Monday, May 30, 2011
Comic Review: Rocketeer Adventures #1
As usual I can't think of a witty opening so let's take a look at the return of another pulp inspired hero to the comic racks.
Divided into three shorts stories, the first one by artist-writer John Cassaday, simply titled "The Rocketeer," finds the Rocketeer aka Cliff Secord in a stand off with the gangster Maroni and his henchmen over a stolen rocket. Complicating things is that Maroni has Cliff's girlfriend Betty as a hostage. Cliff acts fast and well gets a reward he wasn't counting on. The second story "Home Again," by Madman creator Mike Allred, finds Cliff and Betty having a brief reunion when Cliff returns from New York with a newer rocket from a mysterious stranger named Jonas. In exchange Cliff has go undercover to stop the "dark forces" that are now threatening the world. In the final story "Dear Betty..." written by Kurt Busiek with art by Michael Kaluta we find Betty on her own with Cliff off to war. The letters he sends helps her through the hard times but when the stop coming she begins to fear the worst.
Some confession time folks: My first exposure to The Rocketeer was the 1991 Disney film (probably the last really great live action film they made) and then I discovered Dave Stevens' original comics. Tapping into the same formula as Raiders of the Lost Ark, I loved the comics and the film's fun and light hearted tone and the homage to classic matinee fare like King of the Rocket Men. So when I saw this on the shelf I immediately snapped it up. And it was worth the price. The three stories are different enough but inter connect to tell a long form story with some surprises thrown in. I probably liked the last one best. For anyone who has had to deal with separation from loved ones due to war Busiek touches on the subject with warmth and compassion, helped by Kaluta's art. Following that the first one is a fun, good guys vs bad guys story with humor while the second one is OK. I felt it did suffer from being the middle story and being constrained by the shortness of the story-it felt like there was more to it that was missing. But that's a minor complaint.

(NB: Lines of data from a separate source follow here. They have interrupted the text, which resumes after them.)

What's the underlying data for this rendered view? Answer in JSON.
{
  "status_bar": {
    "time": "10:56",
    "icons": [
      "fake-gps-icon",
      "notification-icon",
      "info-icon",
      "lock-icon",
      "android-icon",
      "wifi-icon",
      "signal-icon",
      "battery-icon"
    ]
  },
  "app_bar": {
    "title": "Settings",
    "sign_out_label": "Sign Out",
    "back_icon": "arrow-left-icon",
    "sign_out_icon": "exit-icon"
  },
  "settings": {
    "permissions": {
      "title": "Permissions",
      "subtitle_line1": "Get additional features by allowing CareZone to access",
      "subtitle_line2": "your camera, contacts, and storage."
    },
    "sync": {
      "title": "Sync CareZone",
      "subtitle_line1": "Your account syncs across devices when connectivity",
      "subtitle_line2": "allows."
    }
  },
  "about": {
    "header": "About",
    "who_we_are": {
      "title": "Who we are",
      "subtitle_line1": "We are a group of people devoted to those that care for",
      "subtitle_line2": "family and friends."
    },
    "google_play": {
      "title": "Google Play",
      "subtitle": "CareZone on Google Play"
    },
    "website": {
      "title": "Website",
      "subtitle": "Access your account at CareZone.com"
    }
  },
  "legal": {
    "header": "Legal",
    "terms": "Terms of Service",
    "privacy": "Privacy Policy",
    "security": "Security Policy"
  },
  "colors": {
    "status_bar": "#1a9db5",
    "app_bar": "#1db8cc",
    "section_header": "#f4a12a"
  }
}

The artwork is also top notch, capturing the look of the world Stevens created while offering enough wiggle room for each artist to work in. I also have to mention the cool Alex Ross cover (shown above) and two good pin-ups, one by Mike Mignola (image the Rocketeer meets Hellboy) and Jim Silke and you have a good start to what I hope is a successful series. And with issue promising such talents like Darwyn Cooke and Mark Waid it might be.
So breaking the usual lack of ratings for individual comics I'm giving this one the full **** out of 4. Fans of both the comics and those only familiar with the movie will I think enjoy this.